**Work to complete**: Please give back the listing exactly as it reads.

** Opening Extracted information block **

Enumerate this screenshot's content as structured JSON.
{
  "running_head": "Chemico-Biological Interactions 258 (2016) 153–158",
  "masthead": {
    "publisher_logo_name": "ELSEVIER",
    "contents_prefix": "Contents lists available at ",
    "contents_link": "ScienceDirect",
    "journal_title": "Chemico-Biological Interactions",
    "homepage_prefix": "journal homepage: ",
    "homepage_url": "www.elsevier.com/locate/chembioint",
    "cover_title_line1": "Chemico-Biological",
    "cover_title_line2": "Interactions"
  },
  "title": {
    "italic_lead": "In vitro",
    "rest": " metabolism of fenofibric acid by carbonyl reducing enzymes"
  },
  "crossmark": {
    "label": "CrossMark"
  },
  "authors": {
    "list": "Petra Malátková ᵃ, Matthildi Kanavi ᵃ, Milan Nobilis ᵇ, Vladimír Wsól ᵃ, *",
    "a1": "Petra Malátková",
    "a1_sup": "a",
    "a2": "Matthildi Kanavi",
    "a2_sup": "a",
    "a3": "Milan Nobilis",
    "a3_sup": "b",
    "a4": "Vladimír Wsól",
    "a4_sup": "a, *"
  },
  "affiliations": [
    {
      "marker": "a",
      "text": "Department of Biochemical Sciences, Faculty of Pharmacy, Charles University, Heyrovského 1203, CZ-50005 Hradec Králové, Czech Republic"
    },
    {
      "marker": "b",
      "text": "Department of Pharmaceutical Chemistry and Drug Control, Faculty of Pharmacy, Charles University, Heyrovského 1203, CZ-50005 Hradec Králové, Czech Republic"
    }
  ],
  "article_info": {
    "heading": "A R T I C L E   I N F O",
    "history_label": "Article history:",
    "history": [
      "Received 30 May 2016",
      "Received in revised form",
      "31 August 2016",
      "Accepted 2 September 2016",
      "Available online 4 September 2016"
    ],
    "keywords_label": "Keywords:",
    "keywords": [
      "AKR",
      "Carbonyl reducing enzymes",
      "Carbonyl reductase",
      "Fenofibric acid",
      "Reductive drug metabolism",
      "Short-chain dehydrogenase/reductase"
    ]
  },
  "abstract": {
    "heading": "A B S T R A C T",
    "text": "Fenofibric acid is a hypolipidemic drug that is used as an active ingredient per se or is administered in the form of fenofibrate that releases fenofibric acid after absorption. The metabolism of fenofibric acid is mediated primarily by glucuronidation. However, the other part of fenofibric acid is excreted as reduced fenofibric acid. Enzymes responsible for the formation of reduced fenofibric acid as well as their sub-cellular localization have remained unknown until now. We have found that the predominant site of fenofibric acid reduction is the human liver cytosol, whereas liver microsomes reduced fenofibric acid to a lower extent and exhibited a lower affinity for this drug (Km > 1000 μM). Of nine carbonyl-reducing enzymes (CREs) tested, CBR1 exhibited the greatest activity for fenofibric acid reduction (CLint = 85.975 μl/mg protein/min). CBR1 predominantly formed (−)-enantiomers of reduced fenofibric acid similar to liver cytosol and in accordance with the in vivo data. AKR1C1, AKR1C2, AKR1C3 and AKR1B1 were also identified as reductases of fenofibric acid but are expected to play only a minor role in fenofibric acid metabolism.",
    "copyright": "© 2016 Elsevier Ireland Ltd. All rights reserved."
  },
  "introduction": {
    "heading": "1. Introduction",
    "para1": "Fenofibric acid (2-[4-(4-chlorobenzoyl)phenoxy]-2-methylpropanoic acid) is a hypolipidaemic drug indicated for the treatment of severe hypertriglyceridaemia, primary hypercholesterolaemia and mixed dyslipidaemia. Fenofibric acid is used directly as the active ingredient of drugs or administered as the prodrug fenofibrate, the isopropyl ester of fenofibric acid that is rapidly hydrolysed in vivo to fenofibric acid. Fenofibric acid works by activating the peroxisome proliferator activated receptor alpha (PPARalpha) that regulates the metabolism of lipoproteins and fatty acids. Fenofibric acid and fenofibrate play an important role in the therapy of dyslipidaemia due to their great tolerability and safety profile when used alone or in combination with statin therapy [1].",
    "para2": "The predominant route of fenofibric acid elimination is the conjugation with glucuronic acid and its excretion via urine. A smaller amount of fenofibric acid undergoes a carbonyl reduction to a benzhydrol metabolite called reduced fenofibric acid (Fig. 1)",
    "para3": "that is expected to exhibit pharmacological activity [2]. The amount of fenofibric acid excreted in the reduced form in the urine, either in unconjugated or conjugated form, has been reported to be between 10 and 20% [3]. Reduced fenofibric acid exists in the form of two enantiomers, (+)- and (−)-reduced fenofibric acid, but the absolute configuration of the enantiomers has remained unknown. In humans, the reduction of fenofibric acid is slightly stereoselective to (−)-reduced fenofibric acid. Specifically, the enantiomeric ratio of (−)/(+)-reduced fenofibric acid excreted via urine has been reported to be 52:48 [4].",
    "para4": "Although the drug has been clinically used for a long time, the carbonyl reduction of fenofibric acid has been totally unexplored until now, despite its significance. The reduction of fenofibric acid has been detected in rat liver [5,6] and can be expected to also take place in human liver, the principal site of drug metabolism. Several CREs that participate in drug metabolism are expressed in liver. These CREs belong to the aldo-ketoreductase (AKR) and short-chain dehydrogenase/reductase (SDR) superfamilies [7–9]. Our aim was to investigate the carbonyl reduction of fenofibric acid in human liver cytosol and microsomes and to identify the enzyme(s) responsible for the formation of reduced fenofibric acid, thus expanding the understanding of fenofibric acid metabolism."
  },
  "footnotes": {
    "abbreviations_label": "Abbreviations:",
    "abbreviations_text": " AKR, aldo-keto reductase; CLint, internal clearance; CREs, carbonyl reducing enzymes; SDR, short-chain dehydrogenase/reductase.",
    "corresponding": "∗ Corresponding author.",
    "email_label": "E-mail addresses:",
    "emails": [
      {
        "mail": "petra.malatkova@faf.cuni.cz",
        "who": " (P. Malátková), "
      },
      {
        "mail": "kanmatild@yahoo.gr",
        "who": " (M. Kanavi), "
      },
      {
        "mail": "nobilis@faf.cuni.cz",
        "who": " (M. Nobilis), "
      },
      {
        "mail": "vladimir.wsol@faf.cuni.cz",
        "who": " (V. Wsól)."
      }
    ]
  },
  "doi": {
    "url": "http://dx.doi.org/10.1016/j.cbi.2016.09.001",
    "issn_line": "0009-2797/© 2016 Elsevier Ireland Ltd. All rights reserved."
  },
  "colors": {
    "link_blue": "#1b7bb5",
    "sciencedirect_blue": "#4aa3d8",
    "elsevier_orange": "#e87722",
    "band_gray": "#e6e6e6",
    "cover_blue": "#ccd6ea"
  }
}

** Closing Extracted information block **

**Task result**:
Enumerate this screenshot's content as structured JSON.
{
  "running_head": "Chemico-Biological Interactions 258 (2016) 153–158",
  "masthead": {
    "publisher_logo_name": "ELSEVIER",
    "contents_prefix": "Contents lists available at ",
    "contents_link": "ScienceDirect",
    "journal_title": "Chemico-Biological Interactions",
    "homepage_prefix": "journal homepage: ",
    "homepage_url": "www.elsevier.com/locate/chembioint",
    "cover_title_line1": "Chemico-Biological",
    "cover_title_line2": "Interactions"
  },
  "title": {
    "italic_lead": "In vitro",
    "rest": " metabolism of fenofibric acid by carbonyl reducing enzymes"
  },
  "crossmark": {
    "label": "CrossMark"
  },
  "authors": {
    "list": "Petra Malátková ᵃ, Matthildi Kanavi ᵃ, Milan Nobilis ᵇ, Vladimír Wsól ᵃ, *",
    "a1": "Petra Malátková",
    "a1_sup": "a",
    "a2": "Matthildi Kanavi",
    "a2_sup": "a",
    "a3": "Milan Nobilis",
    "a3_sup": "b",
    "a4": "Vladimír Wsól",
    "a4_sup": "a, *"
  },
  "affiliations": [
    {
      "marker": "a",
      "text": "Department of Biochemical Sciences, Faculty of Pharmacy, Charles University, Heyrovského 1203, CZ-50005 Hradec Králové, Czech Republic"
    },
    {
      "marker": "b",
      "text": "Department of Pharmaceutical Chemistry and Drug Control, Faculty of Pharmacy, Charles University, Heyrovského 1203, CZ-50005 Hradec Králové, Czech Republic"
    }
  ],
  "article_info": {
    "heading": "A R T I C L E   I N F O",
    "history_label": "Article history:",
    "history": [
      "Received 30 May 2016",
      "Received in revised form",
      "31 August 2016",
      "Accepted 2 September 2016",
      "Available online 4 September 2016"
    ],
    "keywords_label": "Keywords:",
    "keywords": [
      "AKR",
      "Carbonyl reducing enzymes",
      "Carbonyl reductase",
      "Fenofibric acid",
      "Reductive drug metabolism",
      "Short-chain dehydrogenase/reductase"
    ]
  },
  "abstract": {
    "heading": "A B S T R A C T",
    "text": "Fenofibric acid is a hypolipidemic drug that is used as an active ingredient per se or is administered in the form of fenofibrate that releases fenofibric acid after absorption. The metabolism of fenofibric acid is mediated primarily by glucuronidation. However, the other part of fenofibric acid is excreted as reduced fenofibric acid. Enzymes responsible for the formation of reduced fenofibric acid as well as their sub-cellular localization have remained unknown until now. We have found that the predominant site of fenofibric acid reduction is the human liver cytosol, whereas liver microsomes reduced fenofibric acid to a lower extent and exhibited a lower affinity for this drug (Km > 1000 μM). Of nine carbonyl-reducing enzymes (CREs) tested, CBR1 exhibited the greatest activity for fenofibric acid reduction (CLint = 85.975 μl/mg protein/min). CBR1 predominantly formed (−)-enantiomers of reduced fenofibric acid similar to liver cytosol and in accordance with the in vivo data. AKR1C1, AKR1C2, AKR1C3 and AKR1B1 were also identified as reductases of fenofibric acid but are expected to play only a minor role in fenofibric acid metabolism.",
    "copyright": "© 2016 Elsevier Ireland Ltd. All rights reserved."
  },
  "introduction": {
    "heading": "1. Introduction",
    "para1": "Fenofibric acid (2-[4-(4-chlorobenzoyl)phenoxy]-2-methylpropanoic acid) is a hypolipidaemic drug indicated for the treatment of severe hypertriglyceridaemia, primary hypercholesterolaemia and mixed dyslipidaemia. Fenofibric acid is used directly as the active ingredient of drugs or administered as the prodrug fenofibrate, the isopropyl ester of fenofibric acid that is rapidly hydrolysed in vivo to fenofibric acid. Fenofibric acid works by activating the peroxisome proliferator activated receptor alpha (PPARalpha) that regulates the metabolism of lipoproteins and fatty acids. Fenofibric acid and fenofibrate play an important role in the therapy of dyslipidaemia due to their great tolerability and safety profile when used alone or in combination with statin therapy [1].",
    "para2": "The predominant route of fenofibric acid elimination is the conjugation with glucuronic acid and its excretion via urine. A smaller amount of fenofibric acid undergoes a carbonyl reduction to a benzhydrol metabolite called reduced fenofibric acid (Fig. 1)",
    "para3": "that is expected to exhibit pharmacological activity [2]. The amount of fenofibric acid excreted in the reduced form in the urine, either in unconjugated or conjugated form, has been reported to be between 10 and 20% [3]. Reduced fenofibric acid exists in the form of two enantiomers, (+)- and (−)-reduced fenofibric acid, but the absolute configuration of the enantiomers has remained unknown. In humans, the reduction of fenofibric acid is slightly stereoselective to (−)-reduced fenofibric acid. Specifically, the enantiomeric ratio of (−)/(+)-reduced fenofibric acid excreted via urine has been reported to be 52:48 [4].",
    "para4": "Although the drug has been clinically used for a long time, the carbonyl reduction of fenofibric acid has been totally unexplored until now, despite its significance. The reduction of fenofibric acid has been detected in rat liver [5,6] and can be expected to also take place in human liver, the principal site of drug metabolism. Several CREs that participate in drug metabolism are expressed in liver. These CREs belong to the aldo-ketoreductase (AKR) and short-chain dehydrogenase/reductase (SDR) superfamilies [7–9]. Our aim was to investigate the carbonyl reduction of fenofibric acid in human liver cytosol and microsomes and to identify the enzyme(s) responsible for the formation of reduced fenofibric acid, thus expanding the understanding of fenofibric acid metabolism."
  },
  "footnotes": {
    "abbreviations_label": "Abbreviations:",
    "abbreviations_text": " AKR, aldo-keto reductase; CLint, internal clearance; CREs, carbonyl reducing enzymes; SDR, short-chain dehydrogenase/reductase.",
    "corresponding": "∗ Corresponding author.",
    "email_label": "E-mail addresses:",
    "emails": [
      {
        "mail": "petra.malatkova@faf.cuni.cz",
        "who": " (P. Malátková), "
      },
      {
        "mail": "kanmatild@yahoo.gr",
        "who": " (M. Kanavi), "
      },
      {
        "mail": "nobilis@faf.cuni.cz",
        "who": " (M. Nobilis), "
      },
      {
        "mail": "vladimir.wsol@faf.cuni.cz",
        "who": " (V. Wsól)."
      }
    ]
  },
  "doi": {
    "url": "http://dx.doi.org/10.1016/j.cbi.2016.09.001",
    "issn_line": "0009-2797/© 2016 Elsevier Ireland Ltd. All rights reserved."
  },
  "colors": {
    "link_blue": "#1b7bb5",
    "sciencedirect_blue": "#4aa3d8",
    "elsevier_orange": "#e87722",
    "band_gray": "#e6e6e6",
    "cover_blue": "#ccd6ea"
  }
}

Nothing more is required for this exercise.